Tindle's musings are interrupted by his partner, who's arrived with his 10-year-old daughter Daniele on one arm and a stash of obtuse CDs cradled in the other. Next to the soft-spoken, silver-haired Tindle, Danny Zelisko is a small tornado--like the weather condition, you can hear him coming from a mile away.
The duo first met back in 1974 when Zelisko, a recent Chicago transplant, approached Tindle for a job as a program director. To his chagrin, the station owner turned him down. "I came here idolizing what Dwight was doing with KDKB," says Zelisko. "But he wouldn't hire me. Instead I've had to buy my way on the air by doing concerts."
That year, Zelisko began promoting shows, but he never lost his appetite for radio. In 1975, he did an import hour while filling in for one of the deejays on KDKB. He would also, on occasion, spin metal albums for The Edge before it adopted a modern-rock format. No matter what station he was at, he always shied away from play lists, which were as predictable as murders in a Stephen King novel.
After nearly two decades of hearing the same watered-down dreck being played over and over on the airwaves, Zelisko knew it was time to turn schlock-radio into rock-radio. When he approached Shaun Holly, program director for the Eagle, and told him he thought it would be fun to have a radio show in which he could play whatever he wanted, Holly was all for it.
Zelisko says other program directors balked at the idea. "They'd look at me like they were thinking, 'There he is, blowing off smoke again. He'll get over it. He'll go back to doing his day job.'"
They were wrong. On May 10, Tindle and Zelisko did their first show at the Eagle with live appearances by Alice Cooper and drummer Doug Clifford from Creedence Clearwater Revival. Operating without a specified format, or a play list, for that matter, the pair snubbed Top 40 tradition with a kaleidoscopic approach that would probably give Casey Kasem a case of diarrhea.
In one set, they teed off with Alan Parsons' "Blue Blue Sky," segued into Hanson's "Weird," detoured through Alison Moyet's "Love Resurrection," then jumped merrily into King Crimson's "21st Century Schizoid Man."
"This is no-hit radio," says Zelisko, pulling himself out of a screaming air-guitar solo. "You may hear the same artists from week to week, but you'll never hear the same song. You know, I have this recurring nightmare that's finally coming true. We can once again play the music the way it was meant to be played for the people who were meant to hear it."
The first listener to call in was comedian Steven Wright.
Wright: "Is Eddie there?"
Zelisko: "I'm afraid you've reached the wrong number. This is the Eagle."
Wright: "What are you doing in Eddie's house?"

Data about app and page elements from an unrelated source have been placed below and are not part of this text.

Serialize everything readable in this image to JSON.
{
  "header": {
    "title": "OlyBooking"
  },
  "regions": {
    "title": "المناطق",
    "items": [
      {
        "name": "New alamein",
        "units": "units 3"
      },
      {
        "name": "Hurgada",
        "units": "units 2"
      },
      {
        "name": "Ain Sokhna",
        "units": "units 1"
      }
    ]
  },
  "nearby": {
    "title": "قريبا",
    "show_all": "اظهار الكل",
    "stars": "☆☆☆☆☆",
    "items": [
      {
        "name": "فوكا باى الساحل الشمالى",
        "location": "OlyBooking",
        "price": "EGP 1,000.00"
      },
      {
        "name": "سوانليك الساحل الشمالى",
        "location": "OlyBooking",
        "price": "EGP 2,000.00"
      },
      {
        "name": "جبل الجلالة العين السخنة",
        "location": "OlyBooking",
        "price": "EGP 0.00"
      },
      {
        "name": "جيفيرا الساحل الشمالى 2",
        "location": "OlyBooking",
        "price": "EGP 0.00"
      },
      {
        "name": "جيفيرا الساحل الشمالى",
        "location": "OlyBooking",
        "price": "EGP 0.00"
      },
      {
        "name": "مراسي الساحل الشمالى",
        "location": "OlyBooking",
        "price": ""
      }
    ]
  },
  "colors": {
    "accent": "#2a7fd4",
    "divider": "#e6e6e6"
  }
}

Cooper: "That sounds like Steven Wright."
Wright: "Alice Cooper, how are you?"
Cooper: "I'm playing great [golf]. Do you play?"
Wright: "No, I don't. I listen to tapes of people playing. I can't play. I think it's too violent to the ball."